Golden Valley Looks at the ‘Missing Middle,’ Considers Adding Rowhouses to Zoning Code
Golden Valley has single-family homes and apartments, but nothing really in between. City officials call it the “missing middle.” It’s why the city is looking to diversify its housing stock by adding rowhouses to its zoning code.
“A variety of housing I think is a good value to have for our community,” said Ronald Blum, chair of the Golden Valley Planning Commission.
The city’s planning commission has discussed the issue over the past several months. It took one more bite of the apple again this week.
What Exactly Are Rowhouses?
Rowhouses are typically multiple-attached units with individual entries and two to three stories in height. They can either be rental or separate ownership. The city has studied communities around the country that have rowhouses, including neighboring St. Louis Park.
Besides meeting a housing need, planning leaders believe rowhouses could be an attractive option along transportation corridors. At Tuesday’s planning commission meeting, planning officials mentioned stretches of the city along Douglas Drive or Winnetka Avenue as possible locations. Rowhouses along Harold Avenue, north of Lions Park, could be another option. However, there’s not many areas where they could potentially go.
“The impacts of what we’re talking about certainly would not be great at first,” said Jason Zimmerman, the city’s planning manager.
Rowhouses, if eventually approved, would be allowed only in ‘R-2’ zoning districts, which is moderate density free from commercial, industrial and multifamily apartment buildings.
Golden Valley planning leaders understand there may be concerns that come with a new housing product like rowhouses. They discussed having higher architectural standards for rowhouses compared to single-family homes. Those standards could include ensuring combinations of brick, stone and glass facades.
There’s also the potential that rowhouses could be built near single-family homes. Blum says the city’s goal is not to change the character of single-family neighborhoods.
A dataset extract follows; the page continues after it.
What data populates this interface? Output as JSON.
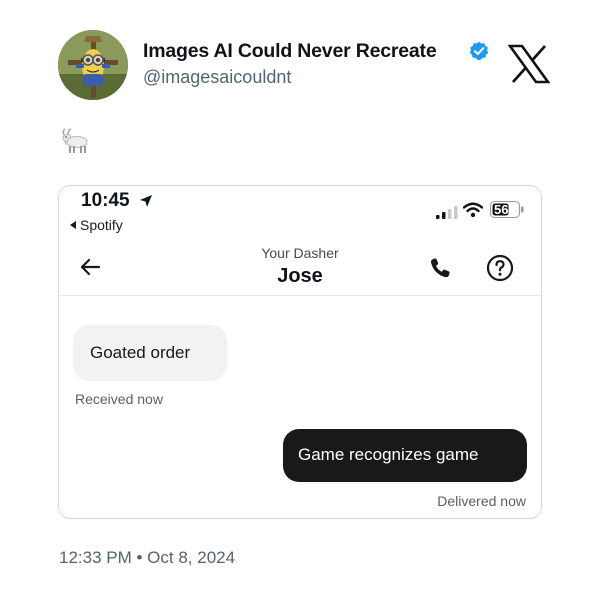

The Golden Valley Planning Commission expects to have a public hearing on the issue, possibly at its next meeting. The Golden Valley City Council has the final say on any zoning changes.